If you are ever in south Florida and orchids are your agenda I suggest a trip to the Fakahatchee. The Fakahatchee Strand Preserve State Park (FSPSP) is a unique swamp forest that is approximately twenty miles long and three to five miles wide. This 80,000- acre wilderness has a diverse plant and animal population. It has 44 species of orchids and numerous threatened or endangered ferns and bromeliads; many not found anywhere else in the United States. It is home to the Florida Panther, Everglades Mink, and Florida Black Bear. Late October through November is an excellent time to visit the strand. The temperature is cooler and you may see many epiphytic orchids in bloom. June through July we consider the best time to see the infamous Dendrophylax lindenii, ghost orchid, in bloom. You may need to pack some mosquito repellent because they may be somewhat pesky during the summer. For information regarding ranger-led swamp walks contact the Park Manager, at (239) 695-4593 or see their website.

If you are interested in becoming a member of the FSPSP Citizen Support Organization, the Friends of the Fakahatchee, contact them at This is a worthwhile organization dedicated to support and educational activities specific to this Florida natural wonder.

Group members:
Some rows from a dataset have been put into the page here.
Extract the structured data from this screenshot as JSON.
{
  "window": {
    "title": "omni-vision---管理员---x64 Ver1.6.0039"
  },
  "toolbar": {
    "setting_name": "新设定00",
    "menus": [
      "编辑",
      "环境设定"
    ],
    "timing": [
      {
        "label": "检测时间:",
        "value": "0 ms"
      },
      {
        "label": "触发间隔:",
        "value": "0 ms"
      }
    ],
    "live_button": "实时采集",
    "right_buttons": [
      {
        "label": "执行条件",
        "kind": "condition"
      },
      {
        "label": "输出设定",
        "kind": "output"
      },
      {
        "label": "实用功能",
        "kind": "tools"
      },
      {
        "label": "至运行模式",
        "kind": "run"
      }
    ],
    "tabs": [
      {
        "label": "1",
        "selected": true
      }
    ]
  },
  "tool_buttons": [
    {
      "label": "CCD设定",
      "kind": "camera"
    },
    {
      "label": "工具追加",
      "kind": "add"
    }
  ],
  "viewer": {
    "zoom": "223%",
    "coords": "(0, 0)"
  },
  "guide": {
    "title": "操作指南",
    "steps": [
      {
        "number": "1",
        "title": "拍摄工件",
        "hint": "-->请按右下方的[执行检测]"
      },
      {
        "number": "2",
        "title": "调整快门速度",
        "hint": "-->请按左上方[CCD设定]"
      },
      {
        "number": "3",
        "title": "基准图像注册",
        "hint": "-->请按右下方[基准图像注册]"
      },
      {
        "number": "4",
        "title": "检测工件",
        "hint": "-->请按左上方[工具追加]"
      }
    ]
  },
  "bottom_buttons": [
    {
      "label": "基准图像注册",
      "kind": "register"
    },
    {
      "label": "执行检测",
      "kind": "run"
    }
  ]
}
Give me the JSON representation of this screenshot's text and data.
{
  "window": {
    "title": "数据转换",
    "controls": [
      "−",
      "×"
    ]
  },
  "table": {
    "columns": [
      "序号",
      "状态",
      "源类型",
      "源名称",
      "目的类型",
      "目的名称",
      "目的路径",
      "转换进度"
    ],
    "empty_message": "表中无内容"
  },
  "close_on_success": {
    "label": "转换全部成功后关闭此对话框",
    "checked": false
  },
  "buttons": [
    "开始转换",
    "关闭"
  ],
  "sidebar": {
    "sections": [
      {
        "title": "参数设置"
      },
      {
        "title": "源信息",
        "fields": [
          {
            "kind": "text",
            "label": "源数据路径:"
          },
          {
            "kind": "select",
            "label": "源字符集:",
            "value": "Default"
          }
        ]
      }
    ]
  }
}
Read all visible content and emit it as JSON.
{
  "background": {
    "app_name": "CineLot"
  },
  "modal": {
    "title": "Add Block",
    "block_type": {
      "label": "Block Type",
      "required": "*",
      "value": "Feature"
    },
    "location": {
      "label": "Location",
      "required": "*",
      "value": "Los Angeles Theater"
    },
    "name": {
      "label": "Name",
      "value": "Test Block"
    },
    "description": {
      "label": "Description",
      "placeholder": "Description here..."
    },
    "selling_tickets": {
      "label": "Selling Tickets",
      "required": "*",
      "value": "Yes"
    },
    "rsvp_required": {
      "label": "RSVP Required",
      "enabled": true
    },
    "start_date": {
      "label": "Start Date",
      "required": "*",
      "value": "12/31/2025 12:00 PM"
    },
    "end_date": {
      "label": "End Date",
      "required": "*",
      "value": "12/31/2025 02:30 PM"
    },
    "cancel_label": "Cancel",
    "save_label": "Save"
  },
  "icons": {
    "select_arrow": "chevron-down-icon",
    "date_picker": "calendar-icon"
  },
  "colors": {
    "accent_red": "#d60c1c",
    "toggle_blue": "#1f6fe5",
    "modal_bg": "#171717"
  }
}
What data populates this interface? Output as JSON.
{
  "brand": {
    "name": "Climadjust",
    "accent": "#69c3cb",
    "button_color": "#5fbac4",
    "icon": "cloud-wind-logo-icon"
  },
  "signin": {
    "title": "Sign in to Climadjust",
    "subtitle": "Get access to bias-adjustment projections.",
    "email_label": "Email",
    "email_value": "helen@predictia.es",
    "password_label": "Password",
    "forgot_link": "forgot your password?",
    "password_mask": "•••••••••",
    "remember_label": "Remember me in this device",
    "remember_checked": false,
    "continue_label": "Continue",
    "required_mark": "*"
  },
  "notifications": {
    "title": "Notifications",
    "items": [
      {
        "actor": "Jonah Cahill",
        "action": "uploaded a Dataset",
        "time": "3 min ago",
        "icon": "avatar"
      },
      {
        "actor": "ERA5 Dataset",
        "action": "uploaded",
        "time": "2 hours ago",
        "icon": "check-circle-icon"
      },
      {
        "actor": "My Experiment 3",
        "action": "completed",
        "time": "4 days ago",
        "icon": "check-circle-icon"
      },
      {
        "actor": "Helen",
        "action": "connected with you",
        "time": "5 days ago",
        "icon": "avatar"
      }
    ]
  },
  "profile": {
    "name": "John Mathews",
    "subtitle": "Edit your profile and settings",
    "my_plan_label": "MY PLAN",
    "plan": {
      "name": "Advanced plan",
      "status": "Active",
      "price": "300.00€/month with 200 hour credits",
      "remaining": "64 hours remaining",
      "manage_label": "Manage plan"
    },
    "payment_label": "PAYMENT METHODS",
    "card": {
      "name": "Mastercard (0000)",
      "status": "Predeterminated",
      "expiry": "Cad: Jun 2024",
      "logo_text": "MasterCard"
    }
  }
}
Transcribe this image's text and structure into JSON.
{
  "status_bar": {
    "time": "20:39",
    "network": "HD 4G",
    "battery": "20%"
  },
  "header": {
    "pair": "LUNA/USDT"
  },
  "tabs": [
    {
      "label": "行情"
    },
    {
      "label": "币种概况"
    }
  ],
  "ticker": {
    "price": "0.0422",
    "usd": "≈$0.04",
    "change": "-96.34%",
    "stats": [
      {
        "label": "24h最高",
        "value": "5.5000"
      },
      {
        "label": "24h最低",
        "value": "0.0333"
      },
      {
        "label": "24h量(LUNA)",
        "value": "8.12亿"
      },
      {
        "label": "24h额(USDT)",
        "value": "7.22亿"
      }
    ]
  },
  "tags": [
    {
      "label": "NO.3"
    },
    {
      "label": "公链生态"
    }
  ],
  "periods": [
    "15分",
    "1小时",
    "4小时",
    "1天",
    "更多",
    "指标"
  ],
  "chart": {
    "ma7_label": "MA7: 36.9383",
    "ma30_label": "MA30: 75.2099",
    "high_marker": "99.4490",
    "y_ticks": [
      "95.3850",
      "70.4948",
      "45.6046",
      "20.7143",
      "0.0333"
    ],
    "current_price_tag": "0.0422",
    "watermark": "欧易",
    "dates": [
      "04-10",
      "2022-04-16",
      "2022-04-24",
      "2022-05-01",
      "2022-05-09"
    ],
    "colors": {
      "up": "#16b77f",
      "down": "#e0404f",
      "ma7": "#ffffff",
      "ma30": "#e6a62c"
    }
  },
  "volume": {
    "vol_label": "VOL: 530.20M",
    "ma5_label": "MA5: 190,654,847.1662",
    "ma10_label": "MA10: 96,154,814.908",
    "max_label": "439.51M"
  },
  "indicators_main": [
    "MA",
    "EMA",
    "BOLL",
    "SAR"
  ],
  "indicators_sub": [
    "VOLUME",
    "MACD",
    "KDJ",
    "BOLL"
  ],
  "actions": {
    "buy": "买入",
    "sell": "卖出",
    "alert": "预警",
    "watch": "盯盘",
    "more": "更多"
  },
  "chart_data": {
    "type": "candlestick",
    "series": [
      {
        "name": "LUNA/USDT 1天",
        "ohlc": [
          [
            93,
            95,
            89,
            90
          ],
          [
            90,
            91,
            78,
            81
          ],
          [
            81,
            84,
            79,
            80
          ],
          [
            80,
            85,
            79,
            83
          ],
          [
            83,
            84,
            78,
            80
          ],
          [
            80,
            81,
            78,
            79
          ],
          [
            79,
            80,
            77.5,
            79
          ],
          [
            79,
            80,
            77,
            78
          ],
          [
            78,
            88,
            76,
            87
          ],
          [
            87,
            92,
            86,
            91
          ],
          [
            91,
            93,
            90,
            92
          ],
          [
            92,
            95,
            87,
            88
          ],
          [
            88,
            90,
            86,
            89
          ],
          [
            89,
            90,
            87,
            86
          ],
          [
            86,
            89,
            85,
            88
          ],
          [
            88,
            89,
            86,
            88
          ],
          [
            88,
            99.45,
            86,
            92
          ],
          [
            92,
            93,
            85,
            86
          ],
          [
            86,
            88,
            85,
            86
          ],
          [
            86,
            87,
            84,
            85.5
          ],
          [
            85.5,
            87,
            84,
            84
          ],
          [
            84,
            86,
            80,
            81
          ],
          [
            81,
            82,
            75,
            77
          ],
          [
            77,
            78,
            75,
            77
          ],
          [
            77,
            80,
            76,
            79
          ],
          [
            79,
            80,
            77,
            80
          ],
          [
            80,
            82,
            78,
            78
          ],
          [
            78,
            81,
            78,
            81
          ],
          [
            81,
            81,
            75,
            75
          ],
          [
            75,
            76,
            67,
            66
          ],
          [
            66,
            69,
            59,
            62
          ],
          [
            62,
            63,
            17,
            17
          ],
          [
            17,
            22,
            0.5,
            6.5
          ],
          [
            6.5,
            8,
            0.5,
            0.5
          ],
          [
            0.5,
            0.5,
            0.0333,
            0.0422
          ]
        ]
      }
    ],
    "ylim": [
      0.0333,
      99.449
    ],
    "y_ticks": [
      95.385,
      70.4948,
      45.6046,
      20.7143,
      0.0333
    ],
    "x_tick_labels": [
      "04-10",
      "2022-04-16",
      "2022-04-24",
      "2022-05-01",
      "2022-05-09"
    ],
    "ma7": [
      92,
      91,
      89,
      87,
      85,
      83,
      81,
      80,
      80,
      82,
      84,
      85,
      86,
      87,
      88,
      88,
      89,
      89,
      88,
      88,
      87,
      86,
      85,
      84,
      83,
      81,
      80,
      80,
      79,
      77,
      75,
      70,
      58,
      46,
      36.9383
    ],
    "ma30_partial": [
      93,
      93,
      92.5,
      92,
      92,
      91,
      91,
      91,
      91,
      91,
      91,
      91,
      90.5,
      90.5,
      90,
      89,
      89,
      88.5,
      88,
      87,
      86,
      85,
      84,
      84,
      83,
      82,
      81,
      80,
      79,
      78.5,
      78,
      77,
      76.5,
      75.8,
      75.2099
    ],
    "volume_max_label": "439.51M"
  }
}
  • Mike Owen, FSPSP Biologist
  • Karen Relish, FSPSP Biologist’s Assistant
  • Saul Friess, Professional Photographer
  • Robin Drake, Americorp Environmental Sciences Educator
  • Rick Janiec, Outdoor Enthusiast
  • Russell Clusman, Orchid Enthusiast


  • Luer, C.A. 1972. The Native Orchids of Florida, New York: The New York Botanical Garden. 85p.
  • Correll, D.S. 1978. Native Orchids of North America North of Mexico, California: Stanford University Press. 179p. Gann, G.D., Bradley, K.A., Woodmansee, S. W. 2002. Rare
  • Plants of South Florida: Their History, Conservation, and Restoration, Florida: The Institute for Regional Conservation. 75p.
  • For a photo of Cranichis muscosa, see pages 64-65 in Wild Orchids of Florida by Paul Martin Brown.